"Snow leopards balances the Himalayan ecosystem, the source of our life-giving river systems- the Ganga, Yamuna and Brahmaputra".
For centuries, snow leopards and people have lived side by side as part of the mountain ecosystem. Religious and cultural beliefs and traditional knowledge ensured a harmonious coexistence between people and the big cat across its range. Without the snow leopard, the health of the biodiverse Himalayan ecosystem would be disrupted.
Have you ever wondered about the living conditions of those who reside in the icy Himalayas? It is an everyday battle.
The fur of this elusive species keeps them well insulated in cold weather - it usually is 5 cm long on their back and sides and almost 12cm long on their belly. Snow leopards' tails are 80-105 cm long.
They aid balance and wrap their long furry tail around themselves for added warmth during winters. Snow leopard’s wide, fur-covered feet act as natural snowshoes – helping distribute their weight over soft snow and protecting the soles from the cold.
Surprisingly, snow leopards can travel over 25 miles in a single night!
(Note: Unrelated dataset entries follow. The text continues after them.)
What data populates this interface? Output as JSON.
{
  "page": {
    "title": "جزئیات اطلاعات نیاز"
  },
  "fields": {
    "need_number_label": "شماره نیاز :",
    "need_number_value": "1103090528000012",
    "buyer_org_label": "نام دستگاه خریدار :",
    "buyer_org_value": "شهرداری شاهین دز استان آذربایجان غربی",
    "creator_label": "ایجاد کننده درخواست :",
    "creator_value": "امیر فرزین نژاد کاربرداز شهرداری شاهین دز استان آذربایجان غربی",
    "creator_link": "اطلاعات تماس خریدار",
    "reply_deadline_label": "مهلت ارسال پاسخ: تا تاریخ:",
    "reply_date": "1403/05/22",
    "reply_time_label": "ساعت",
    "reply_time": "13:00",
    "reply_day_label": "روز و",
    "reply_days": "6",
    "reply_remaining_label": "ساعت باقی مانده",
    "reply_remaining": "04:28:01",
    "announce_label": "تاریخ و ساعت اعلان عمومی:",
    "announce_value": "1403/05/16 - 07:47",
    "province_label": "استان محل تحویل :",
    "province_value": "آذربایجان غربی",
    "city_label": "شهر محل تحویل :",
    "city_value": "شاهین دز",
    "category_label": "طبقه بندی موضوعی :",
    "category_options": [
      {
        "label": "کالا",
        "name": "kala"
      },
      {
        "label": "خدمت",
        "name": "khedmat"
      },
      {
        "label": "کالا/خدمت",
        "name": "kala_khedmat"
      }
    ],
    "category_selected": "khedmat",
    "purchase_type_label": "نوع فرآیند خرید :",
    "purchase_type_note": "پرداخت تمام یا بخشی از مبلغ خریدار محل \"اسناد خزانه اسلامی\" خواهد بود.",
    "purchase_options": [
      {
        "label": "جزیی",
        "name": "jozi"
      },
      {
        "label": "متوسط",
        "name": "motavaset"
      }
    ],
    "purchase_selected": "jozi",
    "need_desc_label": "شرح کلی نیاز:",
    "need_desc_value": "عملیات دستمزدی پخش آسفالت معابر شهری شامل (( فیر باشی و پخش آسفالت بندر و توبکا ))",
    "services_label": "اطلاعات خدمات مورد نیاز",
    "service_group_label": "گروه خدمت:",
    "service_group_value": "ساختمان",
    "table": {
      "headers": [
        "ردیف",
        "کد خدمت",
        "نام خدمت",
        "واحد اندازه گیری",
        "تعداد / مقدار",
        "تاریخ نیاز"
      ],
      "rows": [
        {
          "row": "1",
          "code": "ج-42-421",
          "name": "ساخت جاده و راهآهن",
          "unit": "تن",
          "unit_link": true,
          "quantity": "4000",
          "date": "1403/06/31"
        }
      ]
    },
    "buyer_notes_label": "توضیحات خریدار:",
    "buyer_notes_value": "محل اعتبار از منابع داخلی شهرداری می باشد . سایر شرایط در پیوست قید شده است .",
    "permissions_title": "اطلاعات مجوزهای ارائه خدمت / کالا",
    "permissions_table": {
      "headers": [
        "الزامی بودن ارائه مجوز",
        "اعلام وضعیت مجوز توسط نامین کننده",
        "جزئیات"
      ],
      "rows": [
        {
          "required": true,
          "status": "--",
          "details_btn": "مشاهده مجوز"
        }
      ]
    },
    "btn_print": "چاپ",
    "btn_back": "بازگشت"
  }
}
The snow leopard would do amazingly well in most athletic events, its best potentially being the long jump. Some snow leopards are well known to leap up to 9 metres - 6 times their body length!
Snow leopards are well camouflaged! Their thick grey fur speckled with dark rosettes and spots perfectly camouflage in the rocky terrain they call home.
As mysterious and elusive as they are, they are also crepuscular - indicating they are very active during the hours of dusk to dawn.
Human and leopard conflict has escalated in the last four decades. Livestock depredation by snow leopards often leads to communities killing them in retaliation. This has emerged as a leading threat to the remaining snow leopard population. The estimated number of snow leopards found in India stands between 470-516.
To help create a safe haven for the species, WWF India has developed and scaled-up initiatives. Some of our specific interventions are:
- Installation of predator-proof livestock pens to reduce livestock loss and retaliatory killing of snow leopards
- Keeping a pulse of the snow leopard population using robust monitoring tools
- Engaging local communities, tourists, and the Indian Army to protect the snow leopard
- Enhancing and diversifying livelihood opportunities for local communities, so that they benefit from sharing space with these furry big cats
When you help protect the snow leopard, you will also support the conservation of the Himalayan ecosystem. It is the source of three mighty rivers and most of our freshwater systems on which the lives of millions of Indians depend.
This International Snow Leopard day, let’s begin to understand this majestic species and how we can thrive with them together!